• _Your goal_
Lines with the word "label" in them are the ones to copy from the records.

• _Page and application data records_
____
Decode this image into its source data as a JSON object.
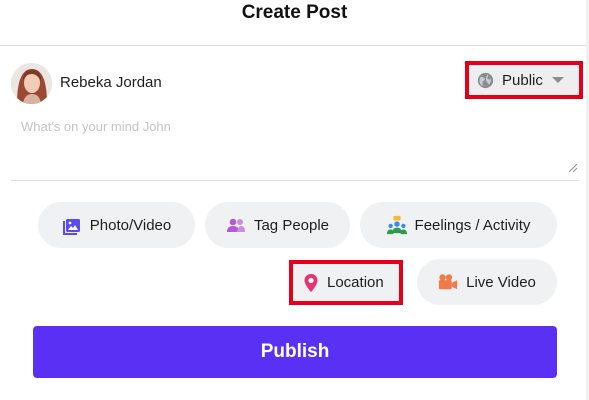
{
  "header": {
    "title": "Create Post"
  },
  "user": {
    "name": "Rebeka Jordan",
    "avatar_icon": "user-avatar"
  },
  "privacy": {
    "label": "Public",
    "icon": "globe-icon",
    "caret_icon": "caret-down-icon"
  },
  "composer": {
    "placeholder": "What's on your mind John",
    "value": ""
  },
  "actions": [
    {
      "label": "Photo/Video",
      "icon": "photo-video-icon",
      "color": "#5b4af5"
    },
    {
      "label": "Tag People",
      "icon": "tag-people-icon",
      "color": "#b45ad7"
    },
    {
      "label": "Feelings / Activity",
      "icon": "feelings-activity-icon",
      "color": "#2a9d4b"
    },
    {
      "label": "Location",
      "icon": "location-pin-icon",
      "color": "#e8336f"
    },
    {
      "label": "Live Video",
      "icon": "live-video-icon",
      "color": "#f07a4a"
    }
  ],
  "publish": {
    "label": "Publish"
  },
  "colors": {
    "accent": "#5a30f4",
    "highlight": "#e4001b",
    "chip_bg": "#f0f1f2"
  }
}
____
• _Answer space_
    "label": "Public",
      "label": "Photo/Video",
      "label": "Tag People",
      "label": "Feelings / Activity",
      "label": "Location",
      "label": "Live Video",
    "label": "Publish"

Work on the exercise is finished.